Whether you’re looking for a good nursing home or other care facilities for a parent or other elderly family member or you already have a loved one in a facility, it’s crucial to know about elopement.
Elopement in this context has nothing to do with marriage. It occurs when a person who is impaired by dementia and/or medications or other factors leaves a care facility without anyone noticing.
The difference between elopement and wandering
Sometimes people confuse elopement with “wandering.” However, they are different behaviors. A resident who wanders is still somewhere in the facility or at least on the grounds, but – at least for a time – they can’t be located. Like elopement, wandering can be dangerous. They can fall, ingest a toxic substance they think is food or drink or otherwise suffer harm. However, it’s typically easier to find them than if they somehow got off the property.
Nursing home care professionals note that wandering isn’t as “purpose-driven” as elopement. Residents who elope may think they’re going home or may just be determined to get out of the facility. Elopement is more likely to occur in a person’s early days in a facility.
A person who has eloped is at risk of serious and potentially fatal harm. They can be hit by a vehicle, drown (even in a shallow pond) or suffer frostbite, sunstroke or other condition caused by being outside for too long. They also are at risk of a brutal attack.
Care facilities have an obligation to prevent elopement and wandering
Even if your loved one hasn’t shown signs of dementia, it’s still crucial to make sure that their nursing home has safeguards in place to prevent both wandering and elopement. They should also have a protocol that everyone follows when a resident can’t be located.
Even people without cognitive impairment can be affected by new medications (or a medication given in error or in the wrong dosage). A person who’s new to a nursing home can wake up in the middle of the night and not know where they are.

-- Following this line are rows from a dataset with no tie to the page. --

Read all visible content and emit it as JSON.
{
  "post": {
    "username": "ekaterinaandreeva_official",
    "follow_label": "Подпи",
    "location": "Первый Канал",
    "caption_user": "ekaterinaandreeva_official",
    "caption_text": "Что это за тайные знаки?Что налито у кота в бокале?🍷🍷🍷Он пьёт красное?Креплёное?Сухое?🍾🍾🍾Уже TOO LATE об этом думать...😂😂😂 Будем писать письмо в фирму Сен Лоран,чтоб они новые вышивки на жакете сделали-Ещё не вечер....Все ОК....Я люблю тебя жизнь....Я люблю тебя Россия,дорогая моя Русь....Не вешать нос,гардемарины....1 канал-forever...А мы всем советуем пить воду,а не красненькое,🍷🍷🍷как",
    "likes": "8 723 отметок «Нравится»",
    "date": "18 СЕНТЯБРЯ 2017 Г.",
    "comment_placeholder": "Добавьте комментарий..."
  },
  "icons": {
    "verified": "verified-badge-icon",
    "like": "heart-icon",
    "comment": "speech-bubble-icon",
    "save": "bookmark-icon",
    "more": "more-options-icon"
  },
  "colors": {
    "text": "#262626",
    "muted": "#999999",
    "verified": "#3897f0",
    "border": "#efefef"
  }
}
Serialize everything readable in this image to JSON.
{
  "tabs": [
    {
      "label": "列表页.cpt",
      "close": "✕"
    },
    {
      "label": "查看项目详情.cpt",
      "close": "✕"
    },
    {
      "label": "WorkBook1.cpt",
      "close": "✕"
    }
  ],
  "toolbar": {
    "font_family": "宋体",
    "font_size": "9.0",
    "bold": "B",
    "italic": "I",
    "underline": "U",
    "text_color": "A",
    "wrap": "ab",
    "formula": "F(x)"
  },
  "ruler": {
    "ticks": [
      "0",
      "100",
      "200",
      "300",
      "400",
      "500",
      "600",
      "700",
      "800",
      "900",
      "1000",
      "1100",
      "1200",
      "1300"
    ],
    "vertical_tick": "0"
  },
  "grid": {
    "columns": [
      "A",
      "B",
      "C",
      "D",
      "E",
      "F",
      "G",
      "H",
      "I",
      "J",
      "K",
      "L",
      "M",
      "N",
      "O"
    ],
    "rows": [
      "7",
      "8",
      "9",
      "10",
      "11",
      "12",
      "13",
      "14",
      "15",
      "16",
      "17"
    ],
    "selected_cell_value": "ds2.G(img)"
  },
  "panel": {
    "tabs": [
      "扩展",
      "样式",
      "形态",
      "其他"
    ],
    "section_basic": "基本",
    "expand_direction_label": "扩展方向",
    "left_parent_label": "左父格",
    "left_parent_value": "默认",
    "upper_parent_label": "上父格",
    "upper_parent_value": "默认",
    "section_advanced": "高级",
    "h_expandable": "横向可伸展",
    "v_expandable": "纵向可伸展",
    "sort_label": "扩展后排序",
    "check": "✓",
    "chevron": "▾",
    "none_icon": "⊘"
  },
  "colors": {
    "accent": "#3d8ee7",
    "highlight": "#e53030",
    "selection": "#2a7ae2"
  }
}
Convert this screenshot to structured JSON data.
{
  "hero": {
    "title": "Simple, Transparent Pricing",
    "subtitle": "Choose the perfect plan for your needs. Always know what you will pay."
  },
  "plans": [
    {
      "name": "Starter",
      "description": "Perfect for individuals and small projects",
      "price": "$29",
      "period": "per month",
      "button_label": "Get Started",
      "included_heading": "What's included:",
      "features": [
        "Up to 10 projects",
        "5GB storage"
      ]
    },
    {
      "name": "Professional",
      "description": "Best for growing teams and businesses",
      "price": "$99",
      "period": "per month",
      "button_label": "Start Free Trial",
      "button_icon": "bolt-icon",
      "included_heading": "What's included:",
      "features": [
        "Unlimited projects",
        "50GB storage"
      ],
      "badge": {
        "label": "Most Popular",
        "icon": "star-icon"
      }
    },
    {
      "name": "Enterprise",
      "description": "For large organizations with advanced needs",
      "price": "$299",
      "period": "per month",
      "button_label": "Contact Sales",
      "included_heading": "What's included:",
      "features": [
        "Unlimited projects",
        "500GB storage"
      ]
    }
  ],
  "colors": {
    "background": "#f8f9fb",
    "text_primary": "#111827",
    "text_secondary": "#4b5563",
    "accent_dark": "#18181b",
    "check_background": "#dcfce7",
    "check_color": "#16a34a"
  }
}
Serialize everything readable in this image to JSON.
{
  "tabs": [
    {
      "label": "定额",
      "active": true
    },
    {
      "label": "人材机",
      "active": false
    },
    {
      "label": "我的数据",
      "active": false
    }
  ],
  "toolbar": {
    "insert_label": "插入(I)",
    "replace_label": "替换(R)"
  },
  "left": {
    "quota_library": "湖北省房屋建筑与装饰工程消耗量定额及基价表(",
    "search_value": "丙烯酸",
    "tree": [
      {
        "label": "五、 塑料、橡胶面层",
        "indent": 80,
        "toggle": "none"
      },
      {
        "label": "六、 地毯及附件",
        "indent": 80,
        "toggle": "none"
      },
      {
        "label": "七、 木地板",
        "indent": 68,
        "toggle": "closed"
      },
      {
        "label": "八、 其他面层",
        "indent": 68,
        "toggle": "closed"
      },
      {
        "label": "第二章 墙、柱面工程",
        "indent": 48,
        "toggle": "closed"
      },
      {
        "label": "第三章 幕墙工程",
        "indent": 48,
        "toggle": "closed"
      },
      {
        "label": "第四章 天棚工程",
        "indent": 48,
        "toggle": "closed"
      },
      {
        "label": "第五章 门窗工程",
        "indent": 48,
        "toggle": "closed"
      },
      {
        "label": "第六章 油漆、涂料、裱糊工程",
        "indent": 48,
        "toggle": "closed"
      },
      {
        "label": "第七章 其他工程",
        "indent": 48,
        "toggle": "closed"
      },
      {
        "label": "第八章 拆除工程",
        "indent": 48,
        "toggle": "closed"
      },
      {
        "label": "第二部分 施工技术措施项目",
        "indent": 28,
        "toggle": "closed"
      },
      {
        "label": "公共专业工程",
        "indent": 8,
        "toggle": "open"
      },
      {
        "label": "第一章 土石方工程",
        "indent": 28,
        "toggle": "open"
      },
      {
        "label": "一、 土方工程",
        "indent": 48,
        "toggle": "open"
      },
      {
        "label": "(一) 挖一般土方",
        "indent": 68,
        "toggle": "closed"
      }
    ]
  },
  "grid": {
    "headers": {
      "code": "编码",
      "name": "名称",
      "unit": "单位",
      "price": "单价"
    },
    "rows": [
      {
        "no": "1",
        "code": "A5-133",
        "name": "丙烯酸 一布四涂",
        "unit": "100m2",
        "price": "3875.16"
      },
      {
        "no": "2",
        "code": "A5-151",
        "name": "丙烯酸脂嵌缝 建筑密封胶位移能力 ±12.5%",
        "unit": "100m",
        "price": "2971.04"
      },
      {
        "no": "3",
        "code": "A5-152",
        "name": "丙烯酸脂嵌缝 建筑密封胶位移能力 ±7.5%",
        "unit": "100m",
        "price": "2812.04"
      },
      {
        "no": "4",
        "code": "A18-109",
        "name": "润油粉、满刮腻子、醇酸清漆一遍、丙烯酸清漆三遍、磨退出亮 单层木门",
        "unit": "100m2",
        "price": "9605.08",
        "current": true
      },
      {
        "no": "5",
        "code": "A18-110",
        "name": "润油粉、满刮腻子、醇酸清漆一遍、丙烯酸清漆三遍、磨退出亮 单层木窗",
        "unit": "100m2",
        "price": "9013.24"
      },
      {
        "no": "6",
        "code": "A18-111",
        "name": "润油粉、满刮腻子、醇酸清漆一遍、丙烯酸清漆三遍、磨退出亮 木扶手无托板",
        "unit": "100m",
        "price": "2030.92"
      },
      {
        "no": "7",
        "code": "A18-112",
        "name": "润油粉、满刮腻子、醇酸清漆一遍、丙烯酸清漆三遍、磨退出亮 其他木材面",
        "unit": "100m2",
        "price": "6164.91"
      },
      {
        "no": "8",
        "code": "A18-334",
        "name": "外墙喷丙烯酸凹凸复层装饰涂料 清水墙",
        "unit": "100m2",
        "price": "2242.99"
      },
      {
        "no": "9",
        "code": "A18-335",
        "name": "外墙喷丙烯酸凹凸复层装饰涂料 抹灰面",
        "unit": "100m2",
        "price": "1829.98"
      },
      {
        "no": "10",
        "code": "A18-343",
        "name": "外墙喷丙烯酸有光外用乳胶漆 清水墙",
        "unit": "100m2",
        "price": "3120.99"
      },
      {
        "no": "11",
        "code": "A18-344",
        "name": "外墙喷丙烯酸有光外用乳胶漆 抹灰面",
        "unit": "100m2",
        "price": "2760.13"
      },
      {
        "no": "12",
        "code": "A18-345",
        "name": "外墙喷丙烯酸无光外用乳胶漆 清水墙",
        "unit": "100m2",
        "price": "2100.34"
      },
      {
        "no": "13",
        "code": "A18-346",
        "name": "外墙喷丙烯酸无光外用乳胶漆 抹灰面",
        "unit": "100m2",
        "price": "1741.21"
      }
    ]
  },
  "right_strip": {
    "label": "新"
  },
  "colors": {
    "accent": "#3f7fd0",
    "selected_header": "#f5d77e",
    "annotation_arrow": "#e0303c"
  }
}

If your loved one has been injured or worse because of an elopement or wandering incident, you have a right to get to the bottom of what happened. Don’t let the management or staff make excuses for their negligence. It’s important to seek legal guidance to seek justice and compensation for your loved one.